The UK could host next summer’s Euros, Sportsmail has learned, with talks having already taken place between the FA and Uefa about switching the tournament to these shores.
While UEFA’s Plan A remains to host the event in 12 cities across Europe, alternatives are being explored because of the Covid-19 pandemic and discussions have been held over a move which would see the UK stepping in as sole host. The FA declined to comment, but sources here and at UEFA HQ in Switzerland confirmed that talks are ongoing.
Scotland are due to play their group matches — bar the Wembley clash with England on June 18 — at Hampden Park and this would still be the case if the tournament were switched entirely to the UK.
The UK could host next summer’s Euros with talks having already taken place with FA and UEFA

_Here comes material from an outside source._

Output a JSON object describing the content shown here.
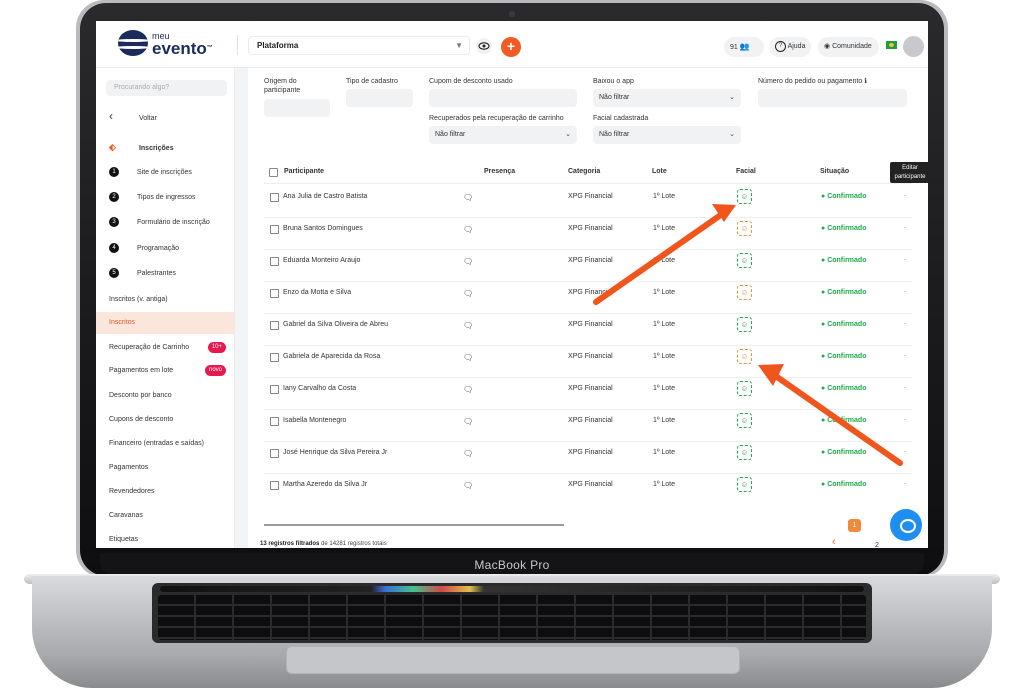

Alternative plans are being explored because of the Covid-19 pandemic and discussions
It is unclear what the move would mean for Wales, who are due to play two matches in Azerbaijan and one in Italy, but they could make a strong case to stage their games in Cardiff. The Euros were originally scheduled for last summer, with Wembley hosting the semi-finals and final, but the pandemic forced a postponement.
UEFA chief Aleksander Ceferin is keen to keep the tournament format unchanged but there are growing fears that using a dozen different venues is unfeasible.
Russia were reportedly in talks over solely staging the event, but that now seems unlikely, with the FA expecting UEFA to make a decision within two months. A UEFA spokesperson said: ‘UEFA’s efforts are focused on planning for a tournament in all 12 original venues with fans.
It is unclear what the move would mean for Wales who are set for games in Azerbaijan and Italy
‘Decisions that run counter to that plan could be made much nearer the time if necessary, but there are presently no plans to change any venue.’
Meanwhile, the FA are increasingly confident fans will be allowed into whichever games do take place in this country.
While accepting it is unlikely Wembley will be full for group games against Croatia, Scotland and the Czech Republic, the governing body are determined that a significant number of fans will be present.
The FA are looking at a range of options as they await news on a Covid vaccine.
One possibility is that all fans are tested for the virus at centres up to a mile from the stadium on matchday. Only those with a clean bill of health would be allowed to proceed to the game.
Scotland are due to play two group matches at Hampden Park, which would remain the same
The FA have had a difficult week following the resignation of chairman Greg Clarke.
The 63-year-old stood down after referring to black footballers as ‘coloured’ and describing being gay as a ‘lifestyle choice’.
Head-hunters who have been instructed to find a successor have been told to assemble the most diverse list of candidates they can.
It is likely Clarke’s replacement will be younger but not necessarily an ex-player — though moves are afoot to freshen up the board with that in mind — and one of their main roles would be to lead bids to host tournaments.
It is thought unlikely, though, that a British and Irish bid for the 2030 World Cup would be a success. Portugal and Spain are in the running and UEFA would prefer not to have rival bids from the continent.
Additional reporting by IAN LADYMAN and SAMI MOKBEL